TASK OBJECTIVE
Each record should be copied exactly, and none of them omitted.

(Interface dataset entries)
»»

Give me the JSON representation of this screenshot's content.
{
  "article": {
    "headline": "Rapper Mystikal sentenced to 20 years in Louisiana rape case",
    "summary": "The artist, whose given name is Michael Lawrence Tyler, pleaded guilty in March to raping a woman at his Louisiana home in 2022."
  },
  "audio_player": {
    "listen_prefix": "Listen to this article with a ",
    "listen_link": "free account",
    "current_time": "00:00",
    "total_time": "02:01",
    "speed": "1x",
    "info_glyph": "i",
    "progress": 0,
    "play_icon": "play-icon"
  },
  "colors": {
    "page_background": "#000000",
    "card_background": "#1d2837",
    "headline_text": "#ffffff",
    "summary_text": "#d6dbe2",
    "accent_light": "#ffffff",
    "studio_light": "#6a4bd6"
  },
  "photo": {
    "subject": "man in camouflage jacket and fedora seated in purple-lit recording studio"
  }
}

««

ANSWER BOX
Give me the JSON representation of this screenshot's content.
{
  "article": {
    "headline": "Rapper Mystikal sentenced to 20 years in Louisiana rape case",
    "summary": "The artist, whose given name is Michael Lawrence Tyler, pleaded guilty in March to raping a woman at his Louisiana home in 2022."
  },
  "audio_player": {
    "listen_prefix": "Listen to this article with a ",
    "listen_link": "free account",
    "current_time": "00:00",
    "total_time": "02:01",
    "speed": "1x",
    "info_glyph": "i",
    "progress": 0,
    "play_icon": "play-icon"
  },
  "colors": {
    "page_background": "#000000",
    "card_background": "#1d2837",
    "headline_text": "#ffffff",
    "summary_text": "#d6dbe2",
    "accent_light": "#ffffff",
    "studio_light": "#6a4bd6"
  },
  "photo": {
    "subject": "man in camouflage jacket and fedora seated in purple-lit recording studio"
  }
}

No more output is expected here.